The headaches of a Formula One season must at times feel overwhelming for drivers, especially when the wins seem to be more elusive than ever. But victory has the ability to wash much of the concern away, and, to some degree, Lewis Hamilton must have felt relief when he crossed the line first after the sun had set in Abu Dhabi.
The victory was set up by mere bad luck for pole-sitter Sebastian Vettel, who -- for once this season -- looked mortal. Mere moments into the event, Vettel suffered a tire puncture and slid off the circuit, ending his race after just a lap. Hamilton then vaulted into the lead and rarely relinquished it, putting on a true show in F1's penultimate event. It ended a seven-race winless streak for Hamilton, the second-longest in-season streak of his career, and it gave McLaren a sixth win of the season, one more than last year's total.
It also gave the team at least a moment of bragging rights over its rivals. Since 2007, Hamilton's first year in the sport, McLaren has 27 victories, one more than Red Bull in that same span.
With Jenson Button finishing third, McLaren received a significant boost as F1 begins to wind down for the year. And although Red Bull has been dominant in 2011, McLaren has certainly had a respectable season, as well. Button and Hamilton have combined for 17 podium finishes, the team's highest output since 2007, when its stable boasted Hamilton and Fernando Alonso.
Alonso finished a distant second Sunday but was consistent throughout the race. A relatively slow final pit stop was his ultimate undoing, as he spent nearly two full seconds more on pit road than Hamilton did on his last stop of the evening.
A two-stop strategy was the order of the day, and it left the pits relatively quiet, with only 42 total stops. It was the fewest stops since Monza, and it marked the fourth consecutive race in which total stops have decreased, beginning with Singapore.
As for Vettel, the retirement provides a lone blemish on his otherwise incredible 2011 season. It was his first such result in more than a year, and it broke a streak of 19 straight races finishing with points. With one race still to go this season, he has another chance at adding to his accolades, and a 12th win would put him one shy of the single-season record. As to where he'll land on the list of the most dominant seasons, that's certainly up for debate, but no doubt he's in the discussion. In the meantime, Hamilton's win only furthers the argument that fans could be in for many future years of legendary battles.
Abu Dhabi was not kind to all competitors, one being Toro Rosso, but the team's poor result belies its strong season. A distant ninth in the constructors' championship in 2010, the Ferrari-powered outfit has tallied more than three times as many points this season and has earned 15 more points than Renault over the past six events.
The squad stuck with Jaime Alguersuari and Sebastien Buemi for this season, and the two have truly improved.
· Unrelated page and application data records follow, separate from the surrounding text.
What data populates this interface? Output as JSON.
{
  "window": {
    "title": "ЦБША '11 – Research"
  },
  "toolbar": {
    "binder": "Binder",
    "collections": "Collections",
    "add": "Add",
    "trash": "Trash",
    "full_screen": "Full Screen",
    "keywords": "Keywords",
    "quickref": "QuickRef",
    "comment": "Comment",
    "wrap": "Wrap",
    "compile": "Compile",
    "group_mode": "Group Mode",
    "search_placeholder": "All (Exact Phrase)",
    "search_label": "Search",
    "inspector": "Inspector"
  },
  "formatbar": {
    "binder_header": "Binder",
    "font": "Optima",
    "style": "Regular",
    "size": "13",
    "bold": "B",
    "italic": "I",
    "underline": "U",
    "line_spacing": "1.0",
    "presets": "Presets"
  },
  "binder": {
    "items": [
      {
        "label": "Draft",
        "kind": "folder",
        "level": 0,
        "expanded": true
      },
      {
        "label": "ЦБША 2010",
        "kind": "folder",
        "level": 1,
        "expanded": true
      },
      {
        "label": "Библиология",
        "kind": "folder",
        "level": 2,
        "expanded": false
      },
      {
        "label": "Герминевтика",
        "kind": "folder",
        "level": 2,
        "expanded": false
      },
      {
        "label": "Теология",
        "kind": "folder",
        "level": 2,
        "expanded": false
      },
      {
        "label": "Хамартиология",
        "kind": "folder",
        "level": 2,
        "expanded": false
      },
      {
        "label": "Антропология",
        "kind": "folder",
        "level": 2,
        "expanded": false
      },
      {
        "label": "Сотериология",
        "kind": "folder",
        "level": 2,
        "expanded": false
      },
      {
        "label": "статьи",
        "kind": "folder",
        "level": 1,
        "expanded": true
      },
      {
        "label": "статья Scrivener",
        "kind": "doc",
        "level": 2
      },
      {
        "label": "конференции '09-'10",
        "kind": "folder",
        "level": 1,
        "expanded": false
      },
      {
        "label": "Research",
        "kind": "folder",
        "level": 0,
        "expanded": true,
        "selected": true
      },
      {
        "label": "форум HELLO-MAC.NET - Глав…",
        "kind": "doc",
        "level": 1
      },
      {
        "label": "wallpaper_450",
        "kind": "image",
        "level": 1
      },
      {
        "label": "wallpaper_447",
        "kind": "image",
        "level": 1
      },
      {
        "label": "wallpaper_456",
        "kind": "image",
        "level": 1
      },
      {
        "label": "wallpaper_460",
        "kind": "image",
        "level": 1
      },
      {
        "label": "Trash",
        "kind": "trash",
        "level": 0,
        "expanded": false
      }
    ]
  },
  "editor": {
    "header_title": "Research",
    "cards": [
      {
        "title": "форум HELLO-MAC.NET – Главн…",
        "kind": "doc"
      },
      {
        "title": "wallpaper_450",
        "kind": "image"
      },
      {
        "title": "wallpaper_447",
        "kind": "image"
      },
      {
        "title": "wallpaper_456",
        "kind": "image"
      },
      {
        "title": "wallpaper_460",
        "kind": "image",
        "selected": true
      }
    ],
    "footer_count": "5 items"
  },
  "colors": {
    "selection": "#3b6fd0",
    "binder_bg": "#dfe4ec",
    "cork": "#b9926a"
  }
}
Alguersuari has flourished the most, earning points in seven of the past 12 races. In fact, his 26-point tally since Canada matches that of Force India's Adrian Sutil. He's ending the season on a very positive note, and it might do wonders to help continue his F1 career.